For preschool and primary school ages, it’s important to make a clear distinction between “sports” in the competitive sense and what we might call physical “activities” and precursors to sports.
For the sake of discussion, at the preschool and early primary ages, let’s refer to things like organized hockey, soccer, tennis, and baseball as sports (competitive element), and things like swimming, dance and skating as physical activities.
Children can easily start activities such as swimming and skating during their preschool and even toddler years. Introductory gymnastics programs are also great at early ages for developing agility, balance, and coordination that can be used in all sports later. All of these activities develop important fundamental movement skills while developing your child’s enjoyment of physical activity. At later ages, these activities can also become competitive sports, but this is seldom the case at preschool and primary school ages.
When it comes to sports like hockey, soccer, and the rest, you need to proceed with caution. The competitive emotions among adult organizers and spectators very often ruin the experience for young children, even if it is a minority of adults who get overly excited. As Steve Nash’s dad says, adult obsession with winning can have a very negative effect.
In this regard, you can be sure that your average five-year-old does not see winning as a live-or-die proposition, and this is entirely healthy. They are interested in play in the purest sense of the word. Furthermore, in terms of psychological and cognitive development, they often can’t grasp the basic rules of the sport or essential playing concepts like passing to teammates. Many of these are adult concepts, and most children are not ready to appreciate these ideas until they are a bit older and further into elementary school.
This is a good reminder that we need to respect each child’s stage of development not only physically, but also cognitively and emotionally. (In fact, this is the rationale behind the Long-Term Athlete Development model.)
Every child is different, but most four- and five-year-olds will develop a better connection with a sport such as soccer or baseball if they start simply by playing at home with their parents, siblings, and friends. Parent and child play is actually a great way to build fundamental skills in a fun, accepting, and safe environment. By playing and practicing the basics at home, your child develops the fundamental skills to participate with confidence when he decides to play the game with friends at school or join an organized team later.

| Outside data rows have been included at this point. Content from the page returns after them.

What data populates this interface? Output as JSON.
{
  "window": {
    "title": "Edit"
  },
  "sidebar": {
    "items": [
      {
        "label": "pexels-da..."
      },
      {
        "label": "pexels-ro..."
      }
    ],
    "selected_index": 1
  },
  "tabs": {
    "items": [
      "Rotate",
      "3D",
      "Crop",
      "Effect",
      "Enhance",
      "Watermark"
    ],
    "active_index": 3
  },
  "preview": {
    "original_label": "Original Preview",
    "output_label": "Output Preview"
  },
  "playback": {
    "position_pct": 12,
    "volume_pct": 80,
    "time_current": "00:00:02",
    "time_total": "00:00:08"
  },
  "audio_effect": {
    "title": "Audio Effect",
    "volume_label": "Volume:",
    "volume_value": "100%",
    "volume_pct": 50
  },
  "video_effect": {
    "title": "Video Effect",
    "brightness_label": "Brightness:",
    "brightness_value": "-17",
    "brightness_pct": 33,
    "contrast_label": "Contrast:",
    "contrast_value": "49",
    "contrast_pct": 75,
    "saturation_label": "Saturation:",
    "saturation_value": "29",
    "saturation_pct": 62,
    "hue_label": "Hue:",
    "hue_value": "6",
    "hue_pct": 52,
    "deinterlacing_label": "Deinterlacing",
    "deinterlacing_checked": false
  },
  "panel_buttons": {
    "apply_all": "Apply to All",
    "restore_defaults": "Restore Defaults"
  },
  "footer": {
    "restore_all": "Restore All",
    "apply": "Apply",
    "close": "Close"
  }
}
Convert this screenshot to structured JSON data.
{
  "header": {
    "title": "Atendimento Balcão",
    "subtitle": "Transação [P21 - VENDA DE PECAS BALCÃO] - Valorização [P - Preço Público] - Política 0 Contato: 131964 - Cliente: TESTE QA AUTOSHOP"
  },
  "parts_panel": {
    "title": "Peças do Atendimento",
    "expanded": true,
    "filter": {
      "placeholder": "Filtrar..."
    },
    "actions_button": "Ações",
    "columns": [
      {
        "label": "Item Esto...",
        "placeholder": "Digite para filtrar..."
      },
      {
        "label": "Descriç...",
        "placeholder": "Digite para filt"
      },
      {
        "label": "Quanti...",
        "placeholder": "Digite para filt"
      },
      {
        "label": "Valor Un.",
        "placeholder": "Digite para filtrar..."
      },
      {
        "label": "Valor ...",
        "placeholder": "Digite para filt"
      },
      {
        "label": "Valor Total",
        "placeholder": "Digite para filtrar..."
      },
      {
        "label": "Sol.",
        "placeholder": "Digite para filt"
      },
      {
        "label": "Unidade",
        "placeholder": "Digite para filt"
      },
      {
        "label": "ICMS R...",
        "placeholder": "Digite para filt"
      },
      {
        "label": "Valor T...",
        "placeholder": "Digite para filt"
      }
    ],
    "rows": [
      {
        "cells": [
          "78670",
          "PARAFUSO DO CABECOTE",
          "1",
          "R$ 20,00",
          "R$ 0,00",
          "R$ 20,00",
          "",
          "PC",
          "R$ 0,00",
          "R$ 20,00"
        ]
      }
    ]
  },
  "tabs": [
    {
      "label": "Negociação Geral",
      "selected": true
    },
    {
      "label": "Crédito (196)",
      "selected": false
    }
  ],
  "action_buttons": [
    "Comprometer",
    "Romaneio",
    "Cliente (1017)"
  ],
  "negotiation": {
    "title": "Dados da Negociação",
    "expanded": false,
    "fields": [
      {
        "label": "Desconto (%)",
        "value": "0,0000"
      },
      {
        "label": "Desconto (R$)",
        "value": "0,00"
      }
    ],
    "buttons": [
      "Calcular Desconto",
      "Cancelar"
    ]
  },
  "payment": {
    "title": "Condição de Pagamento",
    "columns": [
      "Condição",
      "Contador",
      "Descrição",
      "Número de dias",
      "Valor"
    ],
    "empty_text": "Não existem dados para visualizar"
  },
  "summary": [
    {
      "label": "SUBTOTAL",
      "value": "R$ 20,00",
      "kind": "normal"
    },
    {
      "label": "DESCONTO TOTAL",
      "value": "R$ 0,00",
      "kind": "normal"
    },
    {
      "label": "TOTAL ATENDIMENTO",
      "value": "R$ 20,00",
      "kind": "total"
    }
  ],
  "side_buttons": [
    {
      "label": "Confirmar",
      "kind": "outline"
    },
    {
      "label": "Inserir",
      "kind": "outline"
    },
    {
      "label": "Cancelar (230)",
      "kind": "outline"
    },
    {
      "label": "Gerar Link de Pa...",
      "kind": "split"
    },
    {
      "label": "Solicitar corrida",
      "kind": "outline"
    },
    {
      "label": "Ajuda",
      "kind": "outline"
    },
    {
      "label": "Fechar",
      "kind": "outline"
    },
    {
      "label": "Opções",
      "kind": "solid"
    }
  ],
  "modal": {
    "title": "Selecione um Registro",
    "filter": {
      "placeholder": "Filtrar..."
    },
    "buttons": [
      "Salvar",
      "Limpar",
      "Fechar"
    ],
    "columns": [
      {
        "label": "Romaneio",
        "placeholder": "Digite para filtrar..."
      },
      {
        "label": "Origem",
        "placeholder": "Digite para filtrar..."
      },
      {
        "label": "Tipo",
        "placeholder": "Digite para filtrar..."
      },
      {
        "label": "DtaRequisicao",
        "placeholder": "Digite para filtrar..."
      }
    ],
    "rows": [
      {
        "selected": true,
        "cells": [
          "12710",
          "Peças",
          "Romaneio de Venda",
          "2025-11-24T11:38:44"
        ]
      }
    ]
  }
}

If you have factors that limit your child’s ability to play at home, a multi-sport program such as Sportball is another option for introducing your child to traditional “competitive” sports in a fun, non-competitive environment.
At the end of the day, you have to know your own child. There may be a very few children who are ready for organized sports at age four or five, but most will do much better to wait until age six, seven or even eight.
If you do decide to register your son for an organized sport, be sure to review the elements that make up a quality program in that sport. When kids enter programs that fail to address their developmental age, they often have negative experiences that discourage them from continuing simply because the program is poorly adapted for their stage of development.